Please copy out every line in the entries that includes the word "subtitle".

== Information given ==

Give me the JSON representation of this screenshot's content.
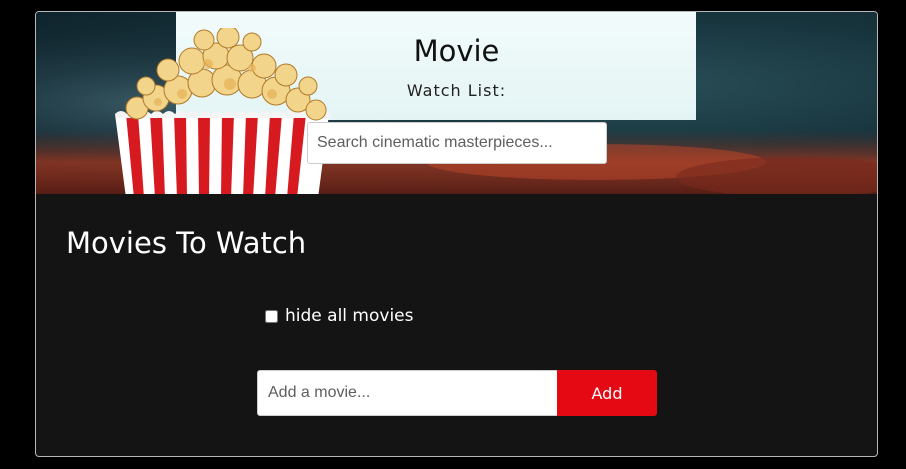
{
  "header": {
    "title": "Movie",
    "subtitle": "Watch List:",
    "search_placeholder": "Search cinematic masterpieces..."
  },
  "main": {
    "heading": "Movies To Watch",
    "hide_toggle": {
      "label": "hide all movies",
      "checked": false
    },
    "add_form": {
      "input_placeholder": "Add a movie...",
      "input_value": "",
      "button_label": "Add"
    }
  },
  "colors": {
    "accent": "#e50914",
    "background": "#141414",
    "page_background": "#000000"
  },
  "icons": {
    "hero_image": "popcorn-bucket-image"
  }
}
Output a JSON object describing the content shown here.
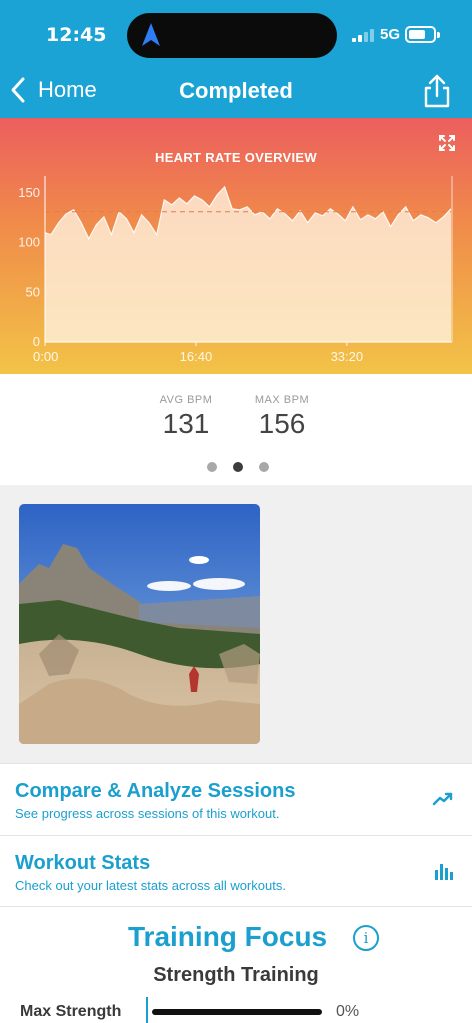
{
  "status_bar": {
    "time": "12:45",
    "network": "5G",
    "icons": [
      "location-arrow-icon",
      "signal-icon",
      "battery-icon"
    ]
  },
  "nav": {
    "back_label": "Home",
    "title": "Completed",
    "icons": [
      "chevron-left-icon",
      "share-icon"
    ]
  },
  "colors": {
    "brand_blue": "#1ba3d6",
    "accent_text": "#1a9fcf",
    "chart_top": "#ec5e5e",
    "chart_bottom": "#f2c347"
  },
  "heart_rate_chart": {
    "title": "HEART RATE OVERVIEW",
    "expand_icon": "expand-icon"
  },
  "chart_data": {
    "type": "area",
    "title": "HEART RATE OVERVIEW",
    "xlabel": "",
    "ylabel": "",
    "x_ticks": [
      "0:00",
      "16:40",
      "33:20"
    ],
    "y_ticks": [
      0,
      50,
      100,
      150
    ],
    "ylim": [
      0,
      165
    ],
    "xlim": [
      0,
      2690
    ],
    "grid": false,
    "reference_line": {
      "y": 131
    },
    "series": [
      {
        "x": [
          0,
          40,
          90,
          140,
          190,
          240,
          290,
          340,
          390,
          440,
          490,
          540,
          590,
          640,
          690,
          740,
          790,
          840,
          890,
          940,
          990,
          1040,
          1090,
          1140,
          1190,
          1240,
          1290,
          1340,
          1390,
          1440,
          1490,
          1540,
          1590,
          1640,
          1690,
          1740,
          1790,
          1840,
          1890,
          1940,
          1990,
          2040,
          2090,
          2140,
          2190,
          2240,
          2290,
          2340,
          2390,
          2440,
          2490,
          2540,
          2590,
          2640,
          2690
        ],
        "values": [
          110,
          108,
          120,
          129,
          133,
          120,
          104,
          118,
          126,
          108,
          131,
          124,
          110,
          128,
          120,
          108,
          143,
          138,
          145,
          139,
          147,
          143,
          136,
          148,
          156,
          134,
          133,
          136,
          128,
          131,
          124,
          134,
          129,
          122,
          132,
          120,
          130,
          127,
          134,
          129,
          122,
          136,
          123,
          128,
          124,
          131,
          116,
          128,
          136,
          122,
          128,
          125,
          120,
          126,
          134
        ]
      }
    ]
  },
  "stats": {
    "avg_label": "AVG BPM",
    "avg_value": "131",
    "max_label": "MAX BPM",
    "max_value": "156",
    "page_indicator": {
      "count": 3,
      "active": 2
    }
  },
  "photo": {
    "subject": "mountain-trail-photo"
  },
  "compare": {
    "title": "Compare & Analyze Sessions",
    "subtitle": "See progress across sessions of this workout.",
    "icon": "trend-up-icon"
  },
  "workout_stats": {
    "title": "Workout Stats",
    "subtitle": "Check out your latest stats across all workouts.",
    "icon": "bar-chart-icon"
  },
  "training_focus": {
    "title": "Training Focus",
    "info_icon": "info-icon",
    "subtitle": "Strength Training",
    "bars": [
      {
        "label": "Max Strength",
        "percent_text": "0%",
        "fraction": 0.0
      }
    ]
  }
}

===

Answer for the task ::
    "subtitle": "Watch List:",
    "subtitle": "See progress across sessions of this workout.",
    "subtitle": "Check out your latest stats across all workouts.",
    "subtitle": "Strength Training",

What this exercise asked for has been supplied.